anyone who’ll pay them.
Once you’ve identified 20 or so writers, track down and record their contact
information through social sites like Twitter, LinkedIn or Facebook. Many of
these writers will also have personal blogs that contain contact information.
Don’t contact the writers yet, we’ll do that in a later step.
STEP TWO: Determine Reach
Once you have a list of 20 potential contributors, it’s time to vet the candidates.
The main criteria you are judging are:
1. Can they write coherent sentences?
2. Do they appear to have a good overall knowledge and understanding of
3. Do they have enough clout on social media to boost your site?
Ironically enough, there’s an app for #3… it’s called Klout.com. Klout is the
quick and dirty way to size up potential writers and determine the size of their
audience. It aggregates your popularity across a bunch of social platforms and
gives you a Klout score.
Once you know that a particular writer has at least some “Reach” (we like to see
a score of 55 or higher), it’s time to reach out and touch someone…
STEP THREE: Making Contact
It’s time to contact the prospects that have made it through your vetting
Email is going to be your most common form of outreach, but we have also had
good luck contacting guest contributors through Twitter, LinkedIn, Facebook,
and even Google+.
Feel free to use the following email template,
I read your article on [BLOG] and was very impressed.

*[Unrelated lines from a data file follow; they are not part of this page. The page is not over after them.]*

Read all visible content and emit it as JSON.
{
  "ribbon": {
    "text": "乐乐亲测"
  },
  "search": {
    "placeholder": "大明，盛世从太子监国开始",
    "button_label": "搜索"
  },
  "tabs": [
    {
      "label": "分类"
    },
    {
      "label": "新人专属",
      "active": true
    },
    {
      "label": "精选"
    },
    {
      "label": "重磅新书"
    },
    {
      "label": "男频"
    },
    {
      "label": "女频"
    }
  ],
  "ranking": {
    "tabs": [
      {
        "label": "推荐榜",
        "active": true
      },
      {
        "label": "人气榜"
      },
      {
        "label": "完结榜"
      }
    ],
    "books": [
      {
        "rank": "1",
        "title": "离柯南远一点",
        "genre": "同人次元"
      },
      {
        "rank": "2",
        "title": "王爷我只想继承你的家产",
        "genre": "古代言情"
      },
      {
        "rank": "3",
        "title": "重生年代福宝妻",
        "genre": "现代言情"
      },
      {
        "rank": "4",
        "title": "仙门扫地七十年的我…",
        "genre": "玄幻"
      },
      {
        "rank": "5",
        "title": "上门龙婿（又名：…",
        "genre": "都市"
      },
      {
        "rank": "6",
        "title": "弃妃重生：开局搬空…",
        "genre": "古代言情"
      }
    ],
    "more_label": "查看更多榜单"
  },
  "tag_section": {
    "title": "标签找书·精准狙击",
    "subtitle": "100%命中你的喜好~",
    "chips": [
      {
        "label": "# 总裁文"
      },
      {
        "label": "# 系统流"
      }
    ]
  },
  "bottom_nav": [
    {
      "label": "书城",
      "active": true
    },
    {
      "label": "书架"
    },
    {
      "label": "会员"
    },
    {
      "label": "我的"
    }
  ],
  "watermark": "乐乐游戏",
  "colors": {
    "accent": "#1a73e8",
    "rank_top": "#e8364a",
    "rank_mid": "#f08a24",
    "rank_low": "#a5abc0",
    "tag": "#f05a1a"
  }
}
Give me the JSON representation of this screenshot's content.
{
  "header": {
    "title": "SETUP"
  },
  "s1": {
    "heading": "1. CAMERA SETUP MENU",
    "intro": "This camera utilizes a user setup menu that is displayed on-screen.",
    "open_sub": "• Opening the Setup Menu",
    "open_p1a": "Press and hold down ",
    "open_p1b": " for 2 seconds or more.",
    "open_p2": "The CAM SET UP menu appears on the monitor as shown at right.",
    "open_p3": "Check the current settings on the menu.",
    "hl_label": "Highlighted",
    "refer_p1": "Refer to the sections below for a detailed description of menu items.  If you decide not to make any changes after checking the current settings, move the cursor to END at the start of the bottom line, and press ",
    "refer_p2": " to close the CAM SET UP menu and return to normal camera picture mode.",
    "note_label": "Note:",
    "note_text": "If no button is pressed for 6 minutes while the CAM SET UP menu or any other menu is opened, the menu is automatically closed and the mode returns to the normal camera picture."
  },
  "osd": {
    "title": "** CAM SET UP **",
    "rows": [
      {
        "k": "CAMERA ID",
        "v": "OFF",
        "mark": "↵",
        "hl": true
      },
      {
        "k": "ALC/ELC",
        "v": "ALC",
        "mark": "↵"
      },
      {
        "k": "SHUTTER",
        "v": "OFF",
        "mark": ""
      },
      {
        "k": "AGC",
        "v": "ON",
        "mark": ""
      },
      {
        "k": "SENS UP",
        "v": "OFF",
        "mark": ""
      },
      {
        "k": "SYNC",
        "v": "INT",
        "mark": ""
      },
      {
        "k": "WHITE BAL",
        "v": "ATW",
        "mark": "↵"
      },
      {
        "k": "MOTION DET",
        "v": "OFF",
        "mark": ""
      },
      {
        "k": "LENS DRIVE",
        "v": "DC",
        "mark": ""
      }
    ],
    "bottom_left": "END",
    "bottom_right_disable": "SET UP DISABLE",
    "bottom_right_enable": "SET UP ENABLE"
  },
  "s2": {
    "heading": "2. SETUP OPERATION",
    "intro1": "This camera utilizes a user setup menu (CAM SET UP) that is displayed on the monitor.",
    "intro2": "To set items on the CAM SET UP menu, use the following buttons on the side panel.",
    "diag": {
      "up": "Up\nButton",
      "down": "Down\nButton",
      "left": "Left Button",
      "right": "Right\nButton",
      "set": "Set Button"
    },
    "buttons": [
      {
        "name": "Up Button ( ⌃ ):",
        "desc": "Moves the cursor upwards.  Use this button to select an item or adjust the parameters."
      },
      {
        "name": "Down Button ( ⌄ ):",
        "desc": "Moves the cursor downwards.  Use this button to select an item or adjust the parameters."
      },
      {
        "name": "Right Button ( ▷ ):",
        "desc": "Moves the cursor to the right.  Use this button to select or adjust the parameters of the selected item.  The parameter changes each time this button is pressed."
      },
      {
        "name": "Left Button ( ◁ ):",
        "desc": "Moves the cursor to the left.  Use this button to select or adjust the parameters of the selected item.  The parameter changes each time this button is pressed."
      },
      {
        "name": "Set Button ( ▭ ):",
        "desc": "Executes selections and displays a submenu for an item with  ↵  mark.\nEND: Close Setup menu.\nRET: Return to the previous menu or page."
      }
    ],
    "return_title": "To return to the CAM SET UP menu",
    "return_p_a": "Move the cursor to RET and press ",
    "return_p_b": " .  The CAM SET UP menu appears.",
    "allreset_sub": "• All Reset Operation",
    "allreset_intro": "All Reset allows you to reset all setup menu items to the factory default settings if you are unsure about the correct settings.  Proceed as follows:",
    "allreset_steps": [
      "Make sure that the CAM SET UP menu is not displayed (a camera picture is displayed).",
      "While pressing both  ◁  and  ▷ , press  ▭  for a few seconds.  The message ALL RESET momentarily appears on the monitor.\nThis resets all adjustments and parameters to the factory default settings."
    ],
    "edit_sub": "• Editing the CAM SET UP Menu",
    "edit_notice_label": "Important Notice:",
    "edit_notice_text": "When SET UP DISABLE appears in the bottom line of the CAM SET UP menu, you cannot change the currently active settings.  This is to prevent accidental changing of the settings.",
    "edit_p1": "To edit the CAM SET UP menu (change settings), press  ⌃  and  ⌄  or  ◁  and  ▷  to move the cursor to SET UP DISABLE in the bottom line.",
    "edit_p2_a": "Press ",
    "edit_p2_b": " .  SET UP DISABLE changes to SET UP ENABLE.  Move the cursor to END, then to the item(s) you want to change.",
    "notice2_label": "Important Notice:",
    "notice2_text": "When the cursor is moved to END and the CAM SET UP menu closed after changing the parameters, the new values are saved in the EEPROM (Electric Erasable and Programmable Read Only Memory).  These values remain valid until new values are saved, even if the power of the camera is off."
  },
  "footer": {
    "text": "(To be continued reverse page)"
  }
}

I'm the Managing Editor at ____.com, and I’d love to hire you as a guest
contributor on the site. We focus on [TOPIC] and [TOPIC] and I think your
writing would be a great fit for our audience.
If you’re interested, let me know and we can schedule a quick phone
conversation to go over the details.
Once you have made contact and started the relationship, the next step is to
agree on price and deliverables…
STEP FOUR: DO THE DEAL
Here’s where you’ll agree on a fee and make an agreement with your contributor
about deliverables, bios, backlinks, promotions and posting frequency.
When it comes to paying for content, you’ll want research what others in your
niche are paying. You can do this by browsing the job boards on sites like
ProBlogger (jobs.problogger.net) or your local Craigslist writing section.
Remember, it doesn’t have to cost you a fortune.
For example, right now LifeHack.org is paying just $5 per article and they’re
getting over 1.5 MILLION unique visitors a month so they must be doing
Once you have agreed on deliverables and fees, the next step is to go into
editor mode and make sure the content you’re posting is of the highest quality
STEP FIVE: Be Critical…Be Very Critical
As your contributors send in their content, you’ll need to check it with a critical
So, what are you looking for?
Here are a few guidelines,
• Links in the body – Some guest contributors will fill their article with links
to their website. Keep these links to a minimum (2 or less) and only
include links that will improve the reader’s experience.
• Links in the author bio – Your guest contributor will want an author’s bio
(byline) with links to their website and social channels. Allow up to 2 links
in the bio.
• Grammar/Spelling – If you’re paying for articles you will want to receive
content that takes very little time to edit. If a writer is having major
grammar and spelling issues, consider moving on.
STEP SIX: Leverage Their Reach
Most of your writers will spread the article to their social network as soon as it’s
published, but in case they forget this is the time to send them a nice little email
encouraging them to spread the word.
Ok, so now you have content and you have traffic. The last step is to expand the
STEP SEVEN: Go Back for More
Once you’ve had time to gather feedback about a guest contributor’s content —
i.e. that it’s informative, thoughtful, edited, it got views/comments, and they
shared it with their network, it’s time to take this relationship to the next level.
Write your guest blogger a thank you email letting them know how much your
readers enjoyed their guest content. For example, you might say, “Your post
was our highest traffic post this week,” or “Your post sparked a lot of
discussions and got 23 comments.”
Then, ask them if they’d like to become a regular (quarterly, monthly, or even
weekly) contributor. After all, the more content they contribute, the more traffic